4. identify patterns within and in between categories - Within category description- summarize information paertaing to one theme and note
similarities and differences between responses You may create larger super categories..wrk fro smaller ones upwards Relative importance of categories may be measured by frequency with which a particular theme comes up Relationships-two or more themes may occur consistently together in the dataconsider drawing a matrix-look for opposing data to relationships.

5. Interpretation- bring it all together - use themes and connections to explain findings - Start by listing key findings that emerged from categorizing data - Ask question- what are the major lessons? Anything new? Application to other settings? - Outline your results in a report. Include descriptive quotes.

Ryan, A.B. (2006) 1. Why Analyse data? -Data will not speak for itself in its raw(transcrips/notes) form. Data is not findings. Findings are what had emerged from data- thru analysis Post-positivist research typically yields a large amount of qualitative data.
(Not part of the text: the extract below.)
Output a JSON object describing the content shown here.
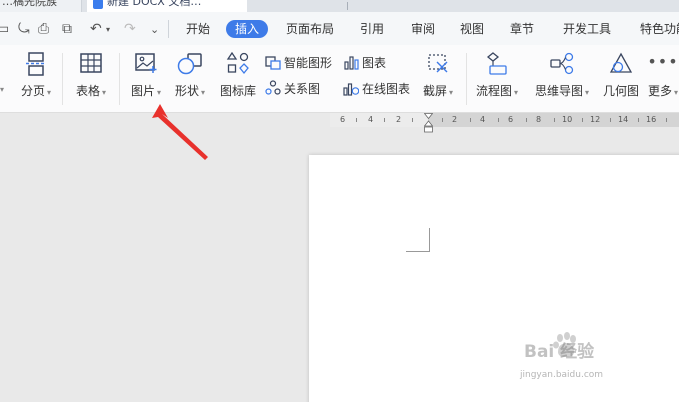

In its raw state, it is suitable for an archive, but not for presentation in a thesis of a limited number of words. -Analysis produces evidence-findings require evidence- quotes/words provide the evidence and
the analysis frames their experience (cf Richardson, 1990: 39) and sets it in context.

-Analysis makes the familiar strange -sheds more light on research questions 2. What analysis entail? The complete process of analysis requires that the data be organised, scrutinised, selected, described, theorised, interpreted, discussed and presented to a readership.